A true giver is not motivated to give simply because he anticipates reaping a prosperous return on his investment. A generous person gives to the work of the kingdom because his heart desires to give. He loves God and wants to do everything he can to further the work of God on earth.
Our Master’s miraculous feeding of the multitudes with the five loaves alludes to the bread of the presence. The first time, He broke five loaves and fed thousands. The second time, He broke seven loaves and fed thousands. The miracle indicates that the Messiah will usher in a golden age of spiritual and material prosperity—the kingdom of heaven.
Churches and synagogues are descendants of the Tabernacle. The synagogue is modeled after the Tabernacle in that the prayer services remember the daily sacrifices that took place in the Tabernacle. A synagogue has an ark that symbolically corresponds to the Holy of Holies. Churches are descendents of synagogues.
The ark of the covenant was at the heart of the Tabernacle. As such, it corresponds to the heart of man. Just as the ark was God's throne in the Tabernacle, we need to make our hearts a suitable throne for Him in our lives.

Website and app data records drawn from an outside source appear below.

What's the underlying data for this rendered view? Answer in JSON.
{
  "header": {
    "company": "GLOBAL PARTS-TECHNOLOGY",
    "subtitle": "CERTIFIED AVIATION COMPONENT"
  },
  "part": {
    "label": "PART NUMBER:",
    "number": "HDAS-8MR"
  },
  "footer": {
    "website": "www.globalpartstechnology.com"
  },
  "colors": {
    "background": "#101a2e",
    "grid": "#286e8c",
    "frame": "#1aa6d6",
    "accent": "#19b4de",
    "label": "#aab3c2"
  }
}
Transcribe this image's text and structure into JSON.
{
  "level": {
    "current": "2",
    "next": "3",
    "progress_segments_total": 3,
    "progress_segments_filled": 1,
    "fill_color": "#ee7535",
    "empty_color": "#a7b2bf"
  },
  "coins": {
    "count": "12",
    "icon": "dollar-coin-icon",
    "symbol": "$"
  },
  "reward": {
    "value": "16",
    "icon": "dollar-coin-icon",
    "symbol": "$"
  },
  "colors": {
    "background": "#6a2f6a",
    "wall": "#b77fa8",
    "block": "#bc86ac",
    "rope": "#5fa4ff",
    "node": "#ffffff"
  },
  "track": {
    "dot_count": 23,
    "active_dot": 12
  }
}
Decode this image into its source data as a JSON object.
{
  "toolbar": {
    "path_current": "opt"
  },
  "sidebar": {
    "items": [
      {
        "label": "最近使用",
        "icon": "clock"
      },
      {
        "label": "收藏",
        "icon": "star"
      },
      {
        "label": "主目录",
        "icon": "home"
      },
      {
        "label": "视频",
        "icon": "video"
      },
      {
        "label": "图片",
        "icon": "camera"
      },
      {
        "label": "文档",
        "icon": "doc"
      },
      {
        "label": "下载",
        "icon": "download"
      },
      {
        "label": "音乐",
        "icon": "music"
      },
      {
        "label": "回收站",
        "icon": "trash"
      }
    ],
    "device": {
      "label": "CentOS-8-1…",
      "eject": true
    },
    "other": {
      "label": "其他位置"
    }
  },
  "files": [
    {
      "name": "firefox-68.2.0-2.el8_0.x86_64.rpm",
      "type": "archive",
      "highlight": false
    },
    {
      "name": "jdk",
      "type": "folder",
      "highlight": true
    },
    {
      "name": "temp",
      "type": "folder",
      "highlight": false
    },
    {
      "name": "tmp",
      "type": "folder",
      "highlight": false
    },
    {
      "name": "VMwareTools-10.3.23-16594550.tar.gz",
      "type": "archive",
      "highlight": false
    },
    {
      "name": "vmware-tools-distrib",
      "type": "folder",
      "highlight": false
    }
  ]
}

Bible teachers usually interpret the tearing of the Temple veil as a sign of God’s displeasure with the people and the Temple, but according to Hebrews 10:19–20, the veil symbolizes the Messiah’s body. He is the veil. As the life was rent from His body, the curtain was rent with the result that we might have access to the throne of glory in the supernal Temple through Him. This is not the same as abrogating the Temple worship system; rather, the rending of the veil vividly dramatized what the death of Messiah accomplished for us: access to God through the Messiah’s suffering.
This does not mean that we are a literal building in which God is to be reverenced and worshipped. It does not mean that we are a geographical location where He has placed His name. As believers, our “temple-ness” does not supplant the legitimacy of the Temple in Jerusalem. Our status as a temple is metaphorical. Nevertheless, the presence of the indwelling Spirit of God within us is no less real than the presence of the Shechinah in the actual Temple.